The only life Mae has ever known is on the island, living on the charity of the wealthy Prosper family who control the island’s magic and its spirits. Mae longs for magic of her own and to have a place among the Prosper family, where her best friend, Coco, will see her as an equal, and her crush, Miles, will finally see her.
But tonight is First Night, when the Prospers and their high-society friends celebrate the night Lord Prosper first harnessed the island’s magic and started producing aether – a magical fuel source that has revolutionized the world. With everyone returning to the island, Mae finally has the chance to go after what she’s always wanted.
When the spirits start inexplicably dying, Mae realizes that things aren’t what they seem. And Ivo, the reclusive, mysterious heir to the Prosper magic, may hold all the answers – including a secret about Mae’s past. As Mae and her friends unravel the mysteries of the island, and the Prospers’ magic, Mae starts to question the truth of what her world was built on.
In this YA fantasy, Samantha Cohoe wonderfully mixes magic and an atmospheric setting into a fantastically immersive world, with characters you won’t be able to forget.
Though I've said it before, The Tempest is my favorite Shakespeare work.. so it should come as no surprise that when I spotted a new retelling in 'Bright Ruined Things' by Samantha Cohoe.. I was quick to want to read it.
While the original story is rife with those signature dramatic swings, Cohoe managed to put me through the emotional wringer with her take on the classic. I found myself in tears at times I didn't expect to be, wondering how I got there.. and by the end my eyes were just an aching, swollen mess.
Cohoe does a beautiful job of developing the reader's feelings toward her characters, both for better and worse. The relationships amongst the family and our protagonist.. Mae Wilson.. are all extremely complicated. Each character is richly layered in their own right and while we're learning about them, many of them are still learning about themselves as well.
There's no stated era, but somehow the story feels like it takes place in the Forties.

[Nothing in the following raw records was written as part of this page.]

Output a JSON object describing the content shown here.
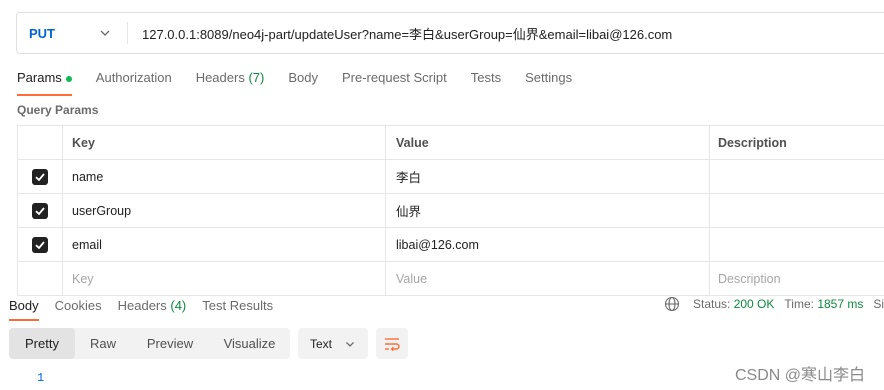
{
  "request": {
    "method": "PUT",
    "url": "127.0.0.1:8089/neo4j-part/updateUser?name=李白&userGroup=仙界&email=libai@126.com"
  },
  "request_tabs": [
    {
      "label": "Params",
      "active": true
    },
    {
      "label": "Authorization"
    },
    {
      "label": "Headers",
      "count": "(7)"
    },
    {
      "label": "Body"
    },
    {
      "label": "Pre-request Script"
    },
    {
      "label": "Tests"
    },
    {
      "label": "Settings"
    }
  ],
  "query_params": {
    "title": "Query Params",
    "headers": [
      "Key",
      "Value",
      "Description"
    ],
    "rows": [
      {
        "checked": true,
        "key": "name",
        "value": "李白",
        "description": ""
      },
      {
        "checked": true,
        "key": "userGroup",
        "value": "仙界",
        "description": ""
      },
      {
        "checked": true,
        "key": "email",
        "value": "libai@126.com",
        "description": ""
      }
    ],
    "placeholders": {
      "key": "Key",
      "value": "Value",
      "description": "Description"
    }
  },
  "response_tabs": [
    {
      "label": "Body",
      "active": true
    },
    {
      "label": "Cookies"
    },
    {
      "label": "Headers",
      "count": "(4)"
    },
    {
      "label": "Test Results"
    }
  ],
  "status": {
    "status_label": "Status:",
    "status_value": "200 OK",
    "time_label": "Time:",
    "time_value": "1857 ms",
    "size_label_cut": "Si"
  },
  "view_modes": [
    "Pretty",
    "Raw",
    "Preview",
    "Visualize"
  ],
  "active_view": "Pretty",
  "format_select": "Text",
  "body_line_number": "1",
  "watermark": "CSDN @寒山李白",
  "colors": {
    "accent": "#ff6c37",
    "method": "#0265d2",
    "success": "#0c8a3f",
    "dot": "#0cbb52"
  },
  "icons": [
    "chevron-down-icon",
    "checkbox-checked-icon",
    "globe-icon",
    "wrap-lines-icon"
  ]
}
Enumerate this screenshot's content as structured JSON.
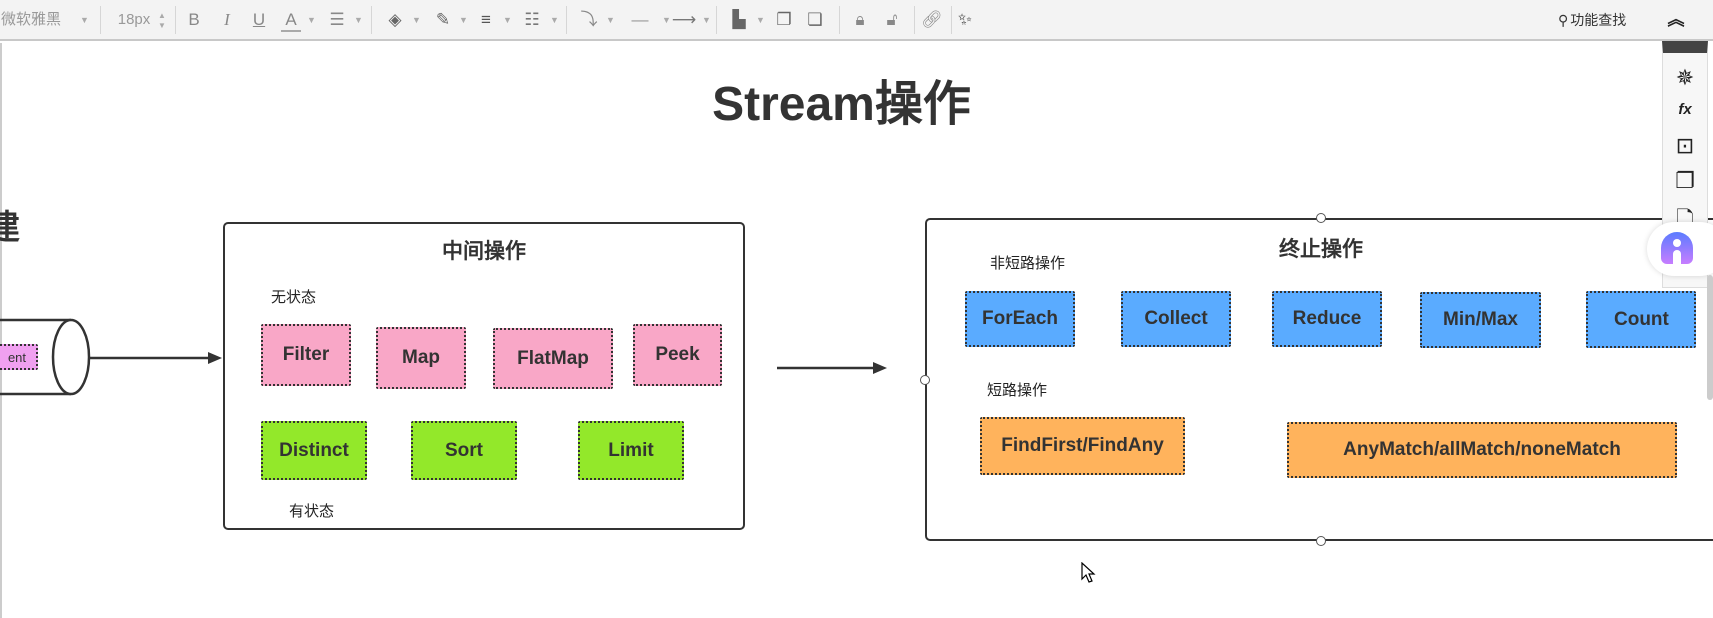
{
  "toolbar": {
    "font_family": "微软雅黑",
    "font_size": "18px",
    "bold": "B",
    "italic": "I",
    "underline": "U",
    "font_color": "A",
    "search_label": "功能查找"
  },
  "diagram": {
    "title": "Stream操作",
    "left_partial_title": "建",
    "left_partial_node": "ent",
    "intermediate": {
      "title": "中间操作",
      "stateless_label": "无状态",
      "stateful_label": "有状态",
      "stateless_ops": [
        "Filter",
        "Map",
        "FlatMap",
        "Peek"
      ],
      "stateful_ops": [
        "Distinct",
        "Sort",
        "Limit"
      ]
    },
    "terminal": {
      "title": "终止操作",
      "non_short_label": "非短路操作",
      "short_label": "短路操作",
      "non_short_ops": [
        "ForEach",
        "Collect",
        "Reduce",
        "Min/Max",
        "Count"
      ],
      "short_ops": [
        "FindFirst/FindAny",
        "AnyMatch/allMatch/noneMatch"
      ]
    }
  },
  "colors": {
    "stateless": "#f9a7c7",
    "stateful": "#93e82a",
    "non_short": "#5aabff",
    "short": "#ffb35c",
    "partial_node": "#f0a0f0"
  }
}
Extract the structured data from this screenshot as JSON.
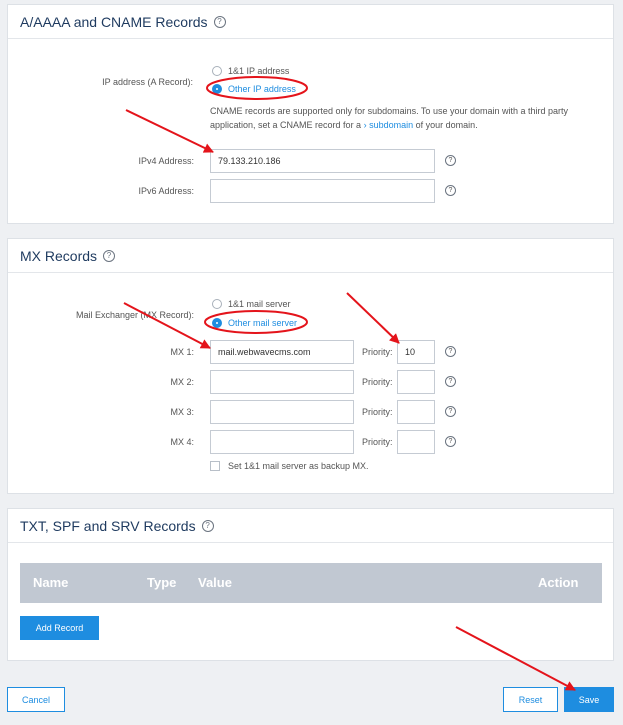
{
  "dns": {
    "title": "A/AAAA and CNAME Records",
    "ip_label": "IP address (A Record):",
    "ip_options": [
      "1&1 IP address",
      "Other IP address"
    ],
    "info_line1": "CNAME records are supported only for subdomains. To use your domain with a third party",
    "info_prefix": "application, set a CNAME record for a",
    "info_link": "subdomain",
    "info_suffix": "of your domain.",
    "ipv4_label": "IPv4 Address:",
    "ipv4_value": "79.133.210.186",
    "ipv6_label": "IPv6 Address:",
    "ipv6_value": ""
  },
  "mx": {
    "title": "MX Records",
    "exchanger_label": "Mail Exchanger (MX Record):",
    "options": [
      "1&1 mail server",
      "Other mail server"
    ],
    "rows": [
      {
        "label": "MX 1:",
        "value": "mail.webwavecms.com",
        "priority_label": "Priority:",
        "priority": "10"
      },
      {
        "label": "MX 2:",
        "value": "",
        "priority_label": "Priority:",
        "priority": ""
      },
      {
        "label": "MX 3:",
        "value": "",
        "priority_label": "Priority:",
        "priority": ""
      },
      {
        "label": "MX 4:",
        "value": "",
        "priority_label": "Priority:",
        "priority": ""
      }
    ],
    "backup_label": "Set 1&1 mail server as backup MX."
  },
  "txt": {
    "title": "TXT, SPF and SRV Records",
    "columns": [
      "Name",
      "Type",
      "Value",
      "Action"
    ],
    "add_button": "Add Record"
  },
  "footer": {
    "cancel": "Cancel",
    "reset": "Reset",
    "save": "Save"
  },
  "icons": {
    "help": "?",
    "chevron": "›"
  },
  "colors": {
    "accent": "#1e8de0",
    "annotation": "#e4141b",
    "table_header": "#c1c8d2"
  }
}
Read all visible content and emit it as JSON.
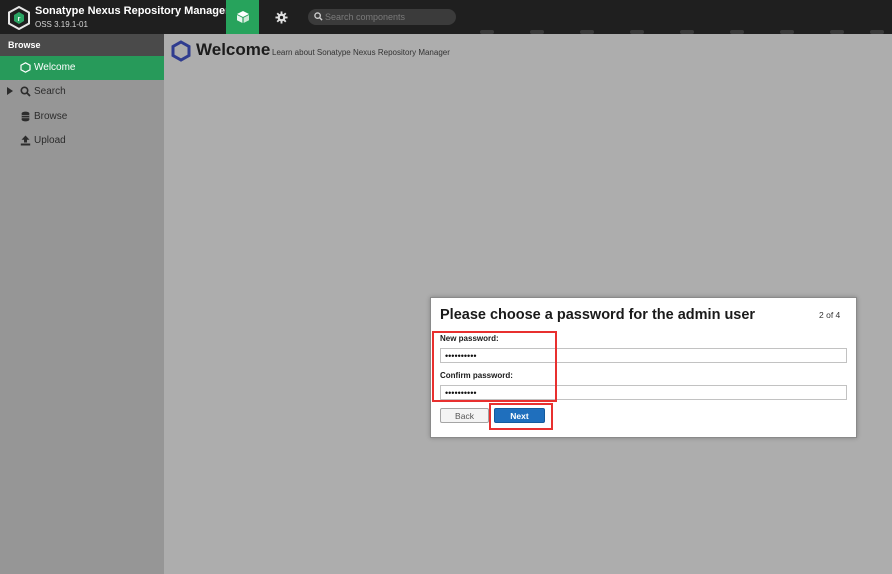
{
  "header": {
    "app_title": "Sonatype Nexus Repository Manager",
    "app_version": "OSS 3.19.1-01",
    "modes": [
      {
        "name": "browse-mode",
        "icon": "cube-icon",
        "active": true
      },
      {
        "name": "administration-mode",
        "icon": "gear-icon",
        "active": false
      }
    ],
    "search_placeholder": "Search components"
  },
  "sidebar": {
    "section_title": "Browse",
    "items": [
      {
        "label": "Welcome",
        "icon": "hexagon-icon",
        "active": true
      },
      {
        "label": "Search",
        "icon": "search-icon",
        "expandable": true
      },
      {
        "label": "Browse",
        "icon": "database-icon"
      },
      {
        "label": "Upload",
        "icon": "upload-icon"
      }
    ]
  },
  "page": {
    "title": "Welcome",
    "subtitle": "Learn about Sonatype Nexus Repository Manager"
  },
  "dialog": {
    "title": "Please choose a password for the admin user",
    "step": "2 of 4",
    "new_password_label": "New password:",
    "new_password_value": "••••••••••",
    "confirm_password_label": "Confirm password:",
    "confirm_password_value": "••••••••••",
    "back_label": "Back",
    "next_label": "Next"
  },
  "colors": {
    "accent_green": "#279a5a",
    "primary_blue": "#1f6fbd",
    "highlight_red": "#e8302f",
    "header_bg": "#1f1f1f"
  }
}
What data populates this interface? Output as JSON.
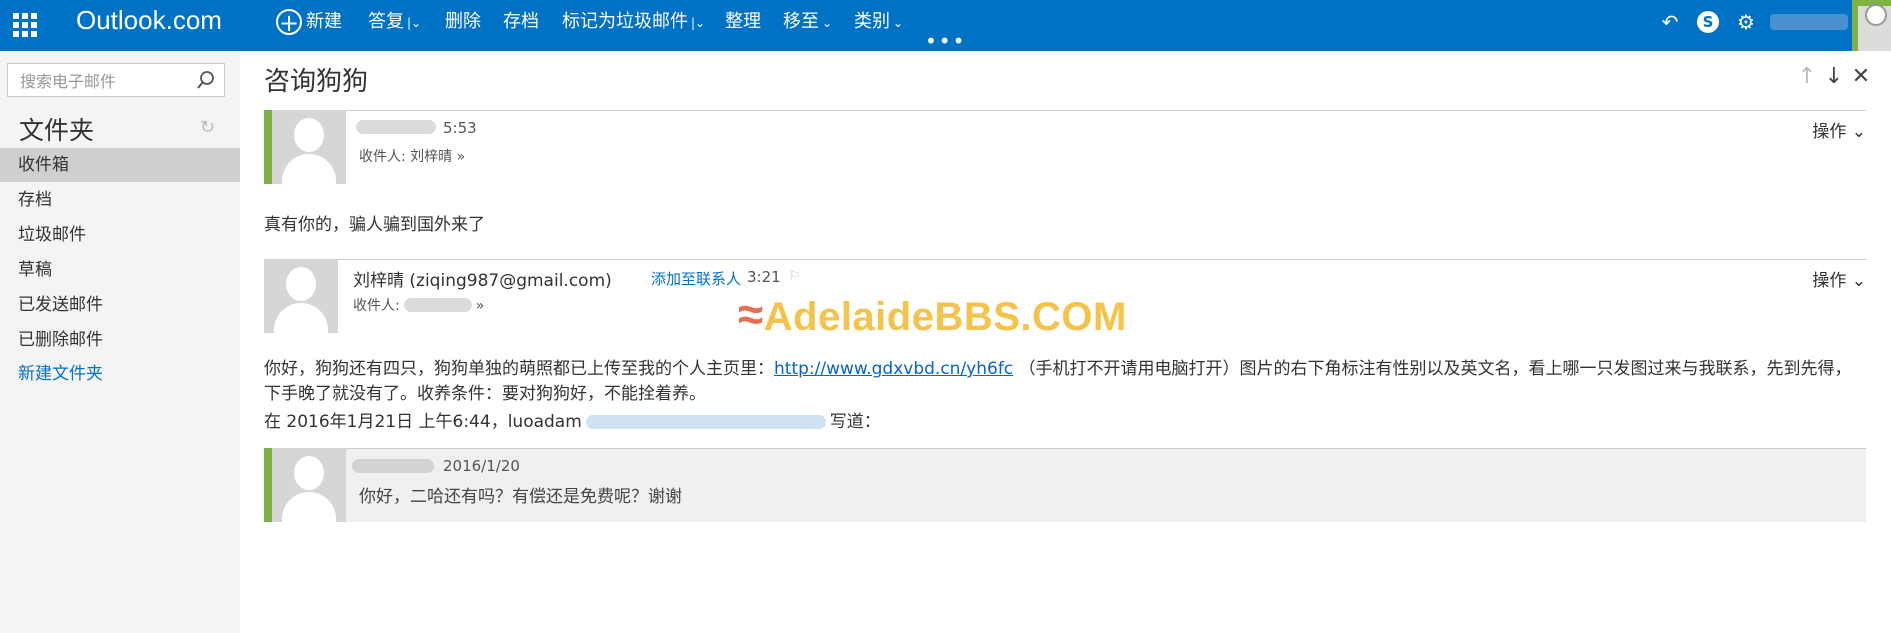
{
  "topbar": {
    "brand": "Outlook.com",
    "commands": {
      "new": "新建",
      "reply": "答复",
      "delete": "删除",
      "archive": "存档",
      "junk": "标记为垃圾邮件",
      "sweep": "整理",
      "move": "移至",
      "categories": "类别"
    },
    "more": "•••",
    "icons": [
      "apps-icon",
      "undo-icon",
      "skype-icon",
      "gear-icon",
      "user-avatar"
    ],
    "accent": "#0072c6"
  },
  "sidebar": {
    "search_placeholder": "搜索电子邮件",
    "folders_title": "文件夹",
    "folders": [
      {
        "label": "收件箱",
        "selected": true
      },
      {
        "label": "存档"
      },
      {
        "label": "垃圾邮件"
      },
      {
        "label": "草稿"
      },
      {
        "label": "已发送邮件"
      },
      {
        "label": "已删除邮件"
      }
    ],
    "new_folder": "新建文件夹"
  },
  "reading": {
    "subject": "咨询狗狗",
    "message1": {
      "time": "5:53",
      "recipient": "收件人: 刘梓晴",
      "actions": "操作",
      "body": "真有你的，骗人骗到国外来了"
    },
    "message2": {
      "sender": "刘梓晴 (ziqing987@gmail.com)",
      "add_contact": "添加至联系人",
      "time": "3:21",
      "recipient": "收件人:",
      "actions": "操作",
      "body_before_link": "你好，狗狗还有四只，狗狗单独的萌照都已上传至我的个人主页里：",
      "link": "http://www.gdxvbd.cn/yh6fc",
      "body_after_link": "（手机打不开请用电脑打开）图片的右下角标注有性别以及英文名，看上哪一只发图过来与我联系，先到先得，",
      "body_line2": "下手晚了就没有了。收养条件：要对狗狗好，不能拴着养。",
      "quote_intro_start": "在 2016年1月21日 上午6:44，luoadam",
      "quote_intro_end": "写道："
    },
    "quoted": {
      "date": "2016/1/20",
      "preview": "你好，二哈还有吗？有偿还是免费呢？谢谢"
    }
  },
  "watermark": {
    "text": "AdelaideBBS.COM",
    "color": "#f5c34a"
  }
}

Everything centered around the family has a glamorous sheen to it, in no small part I'm sure due to the abundance of Prosper wealth.. with anything beyond them seeming to be just a distant echo in the background.
I really enjoyed Mae and her struggle to carve out a better place for herself. She's a likable character even when she's self-pitying a bit and I wanted to cheer her on. Likewise, I love the depth reverberating within Ivo, Miles, and Coco. Almost no one is really what they seem to be and their truth is so much more interesting than their image.
The themes of betrayal were harnessed expertly, the magical elements were creative and distinctively rendered in the mind's eye of the reader, and there is such a feeling of loss that just builds throughout the story. There are lessons here to be learned.. perhaps about right and wrong, the many shades of unkindness, and most definitely about the pain of hindsight.
Sitting here now in the silent aftermath of this read, I am deeply moved by all of them. It's a beautiful book and I'd highly recommend it for anyone who might enjoy the story of power.. in its many forms.. that comes at a cost. If you enjoyed The Chosen and the Beautiful, These Violent Delights, or Where Dreams Descend.. this is probably the one for you.